Fig. 6 The effect of BSA on FCCP-stimulated O2 consumption rates (OCR). Baseline-normalized initial and peak OCR of organotypic mouse hippocampal slices exposed to FCCP (1 or 5 μM) in the absence (n=4) or presence (n=3) of BSA (4 mg/ml). Initial OCR (more ...)
Next, we sequentially injected oligomycin, FCCP, pyruvate, and antimycin A to estimate coupling efficiency, maximal respiration in the presence of glucose, maximal respiration in the presence of exogenous complex I-linked substrate, and non-mitochondrial OCR, respectively (). As in rat hippocampal slices, antimycin A strongly inhibited organotypic mouse slice O2 consumption. Inhibition of the ATP synthase by oligomycin attenuated mitochondrial (antimycin A-sensitive) OCR by >75%, demonstrating that the majority of O2 consumption was coupled to ATP synthesis. FCCP addition restored OCR to ~basal values while the addition of pyruvate was necessary to elevate uncoupled OCR above the endogenous basal rate. Baseline OCR exhibited high variability (), as was the case with rat hippocampal slices. Normalizing OCR to the third basal rate prior to drug additions () considerably reduced variability.
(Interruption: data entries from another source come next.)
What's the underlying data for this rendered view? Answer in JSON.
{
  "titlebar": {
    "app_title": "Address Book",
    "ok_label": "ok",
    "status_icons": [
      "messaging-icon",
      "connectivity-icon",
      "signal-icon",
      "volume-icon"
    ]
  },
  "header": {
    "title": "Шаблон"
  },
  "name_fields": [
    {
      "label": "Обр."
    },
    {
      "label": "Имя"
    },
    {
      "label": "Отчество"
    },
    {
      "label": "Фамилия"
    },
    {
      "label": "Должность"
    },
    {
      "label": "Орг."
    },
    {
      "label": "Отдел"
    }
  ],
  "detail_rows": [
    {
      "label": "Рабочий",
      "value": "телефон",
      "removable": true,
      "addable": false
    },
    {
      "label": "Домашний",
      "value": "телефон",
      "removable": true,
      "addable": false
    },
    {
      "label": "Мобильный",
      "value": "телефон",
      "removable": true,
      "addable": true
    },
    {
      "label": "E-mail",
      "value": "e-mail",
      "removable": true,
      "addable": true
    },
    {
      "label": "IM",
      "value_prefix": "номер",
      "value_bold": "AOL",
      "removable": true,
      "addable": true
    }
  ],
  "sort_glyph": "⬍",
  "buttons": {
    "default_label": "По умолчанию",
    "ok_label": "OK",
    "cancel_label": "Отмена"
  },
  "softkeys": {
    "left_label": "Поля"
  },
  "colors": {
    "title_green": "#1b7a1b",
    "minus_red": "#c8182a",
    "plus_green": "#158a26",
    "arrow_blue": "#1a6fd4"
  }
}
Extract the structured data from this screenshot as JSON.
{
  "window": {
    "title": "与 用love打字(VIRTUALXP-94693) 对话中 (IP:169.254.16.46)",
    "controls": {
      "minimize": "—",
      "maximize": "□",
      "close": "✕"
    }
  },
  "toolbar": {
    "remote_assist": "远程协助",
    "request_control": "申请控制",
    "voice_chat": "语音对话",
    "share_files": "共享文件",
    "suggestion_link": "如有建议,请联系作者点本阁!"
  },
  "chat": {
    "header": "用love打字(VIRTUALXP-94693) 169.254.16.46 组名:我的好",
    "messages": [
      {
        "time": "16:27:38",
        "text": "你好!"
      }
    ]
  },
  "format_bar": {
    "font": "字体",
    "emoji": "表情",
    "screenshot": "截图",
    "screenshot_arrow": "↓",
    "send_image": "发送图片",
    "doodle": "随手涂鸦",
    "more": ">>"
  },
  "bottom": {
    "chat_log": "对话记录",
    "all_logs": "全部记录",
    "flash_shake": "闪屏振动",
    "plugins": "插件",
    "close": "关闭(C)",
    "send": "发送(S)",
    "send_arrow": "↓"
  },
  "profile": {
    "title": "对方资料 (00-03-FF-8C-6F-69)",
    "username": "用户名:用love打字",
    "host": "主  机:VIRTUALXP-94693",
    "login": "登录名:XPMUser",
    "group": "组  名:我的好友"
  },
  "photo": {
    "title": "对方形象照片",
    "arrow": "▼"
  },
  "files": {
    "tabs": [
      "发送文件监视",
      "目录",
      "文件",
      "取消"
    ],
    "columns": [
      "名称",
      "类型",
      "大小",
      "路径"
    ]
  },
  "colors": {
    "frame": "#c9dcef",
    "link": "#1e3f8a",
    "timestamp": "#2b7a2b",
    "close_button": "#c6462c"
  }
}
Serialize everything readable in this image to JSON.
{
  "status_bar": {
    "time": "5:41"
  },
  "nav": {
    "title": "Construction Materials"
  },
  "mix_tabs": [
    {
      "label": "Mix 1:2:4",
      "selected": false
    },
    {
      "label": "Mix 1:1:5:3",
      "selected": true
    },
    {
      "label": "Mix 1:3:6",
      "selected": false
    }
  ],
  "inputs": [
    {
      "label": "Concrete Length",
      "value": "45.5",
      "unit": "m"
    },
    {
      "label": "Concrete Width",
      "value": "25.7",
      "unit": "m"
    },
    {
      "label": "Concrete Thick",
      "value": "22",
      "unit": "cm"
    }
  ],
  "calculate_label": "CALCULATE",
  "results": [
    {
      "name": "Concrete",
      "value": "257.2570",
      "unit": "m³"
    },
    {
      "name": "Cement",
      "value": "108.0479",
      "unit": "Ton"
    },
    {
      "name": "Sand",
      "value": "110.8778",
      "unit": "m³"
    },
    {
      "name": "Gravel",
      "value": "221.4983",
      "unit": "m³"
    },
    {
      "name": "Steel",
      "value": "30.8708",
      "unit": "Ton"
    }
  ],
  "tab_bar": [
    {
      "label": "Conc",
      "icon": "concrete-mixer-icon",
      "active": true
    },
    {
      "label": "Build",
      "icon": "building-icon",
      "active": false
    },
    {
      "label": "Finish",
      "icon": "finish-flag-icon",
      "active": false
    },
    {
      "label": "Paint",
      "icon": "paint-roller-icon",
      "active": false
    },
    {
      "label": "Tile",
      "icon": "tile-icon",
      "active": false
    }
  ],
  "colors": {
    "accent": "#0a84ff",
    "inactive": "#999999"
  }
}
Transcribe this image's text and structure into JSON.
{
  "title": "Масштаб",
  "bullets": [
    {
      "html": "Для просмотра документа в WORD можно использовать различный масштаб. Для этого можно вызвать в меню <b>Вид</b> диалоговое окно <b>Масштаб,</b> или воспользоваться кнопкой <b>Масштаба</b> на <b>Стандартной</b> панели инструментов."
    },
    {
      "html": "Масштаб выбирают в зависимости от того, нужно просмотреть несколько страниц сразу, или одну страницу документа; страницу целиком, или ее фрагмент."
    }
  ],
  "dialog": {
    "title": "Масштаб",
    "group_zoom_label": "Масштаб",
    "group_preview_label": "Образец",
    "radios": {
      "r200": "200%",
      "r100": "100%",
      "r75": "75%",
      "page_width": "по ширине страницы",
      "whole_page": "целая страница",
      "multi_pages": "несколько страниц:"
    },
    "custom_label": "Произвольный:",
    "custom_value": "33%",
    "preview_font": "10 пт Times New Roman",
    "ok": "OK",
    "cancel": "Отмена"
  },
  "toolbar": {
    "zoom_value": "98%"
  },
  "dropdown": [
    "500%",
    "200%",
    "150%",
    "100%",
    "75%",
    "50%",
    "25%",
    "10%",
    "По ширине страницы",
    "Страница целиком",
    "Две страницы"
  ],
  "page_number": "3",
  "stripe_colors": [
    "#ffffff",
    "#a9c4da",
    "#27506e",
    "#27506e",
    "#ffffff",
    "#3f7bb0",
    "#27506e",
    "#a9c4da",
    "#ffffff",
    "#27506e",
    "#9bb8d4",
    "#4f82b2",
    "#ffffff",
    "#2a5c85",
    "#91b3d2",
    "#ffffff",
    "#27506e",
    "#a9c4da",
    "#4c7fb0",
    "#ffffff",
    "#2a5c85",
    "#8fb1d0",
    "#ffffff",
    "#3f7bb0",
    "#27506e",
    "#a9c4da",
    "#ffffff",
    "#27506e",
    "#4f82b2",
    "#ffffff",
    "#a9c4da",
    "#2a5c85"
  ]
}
Fig. 7 Estimation of coupling efficiency, maximal respiratory capacity, and the effect of exogenous pyruvate. Absolute (A) and baseline-normalized (B) O2 consumption rates (OCR) of 17 DIV organotypic mouse hippocampal slices exposed to successive additions of (more ...)
Finally, to provide a preliminary indication of how many replicates would be required to detect differences in bioenergetic parameters following an experimental treatment, we evaluated the variability in OCR of 10 total slices derived from three different wild type mice of the same litter that were expected to display similar responses to the sequential addition of oligomycin, FCCP plus pyruvate, and antimycin A (). When comparing absolute OCR, there was high variability among the mice in basal rates and drug responses (). The variability in responses was greatly reduced when O2 consumption rates for each slice were normalized to the basal rate (). This finding suggests that most of the variability was due to the technical variability of measurements (i.e. number of cells per slice, proximity of slices to the O2 sensor, etc., see discussion) rather than biological variability of bioenergetic parameters. We performed a power analysis to assess how many slices per animal would be required to detect a 20% difference between hypothetical control and experimental groups, assuming equal group size and groups of 5 or 10 animals (Table I). A power of 0.8 was readily achievable for comparisons of normalized data at a significance level of 0.05 but required a large number of slices for comparisons of absolute OCR. Overall, the data in in combination with the power analysis illustrate that reproducible normalized O2 consumption data can be obtained from organotypic hippocampal slices while cautioning against comparisons of absolute OCR without a high number of replicates.
Fig. 8 Assessment of inter-animal variability. Absolute (A) and baseline-normalized (B) O2 consumption rates (OCR) of 14-15 DIV organotypic mouse hippocampal slices exposed to successive additions of respiratory modulators (arrows) are shown for three different (more ...)